The ACC plans events aiming to educate and inform people on Asian culture, history and issues. Following the crime, Castillo-Cullather emphasized the importance of patience and understanding during the aftermath of this crime within the Bloomington community.
“This is a very traumatic experience for everyone and the Asian community,” Castillo-Cullather said. “People need to be patient when it comes to wanting to know more or hearing the story of the student.”
Asian Culture Center support
The ACC is holding listening sessions in the wake of the crime for students to come and express their fears, sadness, anger and any other emotion they may be feeling. The first listening session took place on Jan. 13.
Melanie Castillo Cullather, director of ACC, said students suggested a series of sessions, held in different varieties. The first proposed session would encourage Asian students to talk about their personal stories and feelings following the event and hear from other students of Asian descent. The second suggested session will be open to all students on campus and be a much larger discussion.
Although ACC has not set specific dates for sessions yet, Castillo-Cullather said the ACC website and Instagram will update and announce when the events are happening.
According to the ACC website, each month ACC hosts an “Over a Cup of Tea” discussion, where faculty members, scholars and guest presenters discuss issues concerning Asian Americans and Pacific Islanders.
Whether in-person or over zoom, the staff at the ACC is available to talk if a student is feeling scared, worried or just needs someone to listen. Castillo-Cullather said students do not need an appointment to talk with staff. Zoom calls can also be arranged. Castillo-Cullather offers zoom sessions late at night for students who do not have time during the day. Castillo-Cullather can be reached through email at email@example.com.
Counseling and Psychological Services (CAPS)

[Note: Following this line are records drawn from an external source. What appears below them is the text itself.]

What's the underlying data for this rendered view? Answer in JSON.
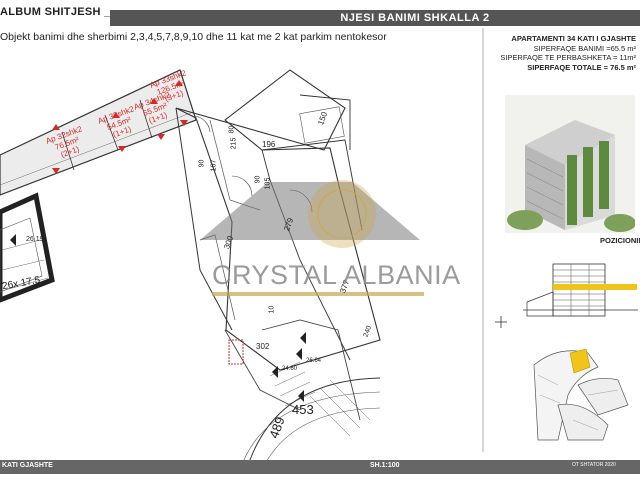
{
  "header": {
    "album": "ALBUM SHITJESH ___",
    "title": "NJESI BANIMI  SHKALLA 2",
    "description": "Objekt banimi dhe sherbimi 2,3,4,5,7,8,9,10 dhe 11 kat me 2 kat parkim nentokesor"
  },
  "apartment_info": {
    "title": "APARTAMENTI 34 KATI I GJASHTE",
    "living_area": "SIPERFAQE BANIMI =65.5 m²",
    "shared_area": "SIPERFAQE TE PERBASHKETA = 11m²",
    "total_area": "SIPERFAQE TOTALE = 76.5 m²"
  },
  "positioning_label": "POZICIONIM",
  "watermark": "CRYSTAL ALBANIA",
  "units": [
    {
      "label": "Ap 32shk2",
      "area": "76.5m²",
      "type": "(2+1)"
    },
    {
      "label": "Ap 35shk2",
      "area": "54.5m²",
      "type": "(1+1)"
    },
    {
      "label": "Ap 34shk2",
      "area": "65.5m²",
      "type": "(1+1)"
    },
    {
      "label": "Ap 33shk2",
      "area": "126.5m²",
      "type": "(3+1)"
    }
  ],
  "dimensions": [
    "150",
    "196",
    "80",
    "215",
    "90",
    "167",
    "90",
    "105",
    "279",
    "300",
    "377",
    "302",
    "240",
    "10",
    "453",
    "489",
    "26.19",
    "26x 17.5",
    "26.64",
    "24.60"
  ],
  "footer": {
    "floor": "KATI GJASHTE",
    "scale": "SH.1:100",
    "date": "OT SHTATOR 2020"
  },
  "colors": {
    "header_band": "#555555",
    "red_markers": "#d22b2b",
    "footer_band": "#666666"
  }
}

For those seeking professional counseling, IU offers Counseling and Psychological Services (CAPS) to students. According to the IU Student Health Center website, if students have paid the student health fee, they will receive two free appointments every semester. The ACC also offers additional counseling through CAPS at the culture center, where Wilson Hsiao is the embedded counselor for the ACC.
If students do not feel comfortable taking public transportation, they can scan the code available on IU Ride. Students can get a $6.50 discount off their Lyft ride from 11 p.m. to 3 a.m. nightly.
IU Ride also offers free rides within Bloomington city limits for students who feel unsafe walking home or to work. By downloading the mobile app TransLoc onto their phone, students can request a ride any time from 8 p.m. to 1:40 a.m.
Reporting bias incidents
If a student witnesses an incident where someone is mistreated due to their race or other factors such as gender or sexuality, they can report it to the university using the bias reporting system. Asian Americans Advancing Justice also tracks instances where Asian Americans across the country log their own instances of mistreatment and hate crimes.
Ways to get connected
The Virulent Hate Project is a research initiative that began in response to hate crimes committed against the AAPI community during the COVID-19 pandemic. The group has a database of hundreds of community organizations people can join. They range from activist organizations to support systems. Castillo-Cullather encourages the Bloomington community to use this time to make students feel safe and welcome.
“I want our students to feel as safe as every other student,” Castillo-Cullather said.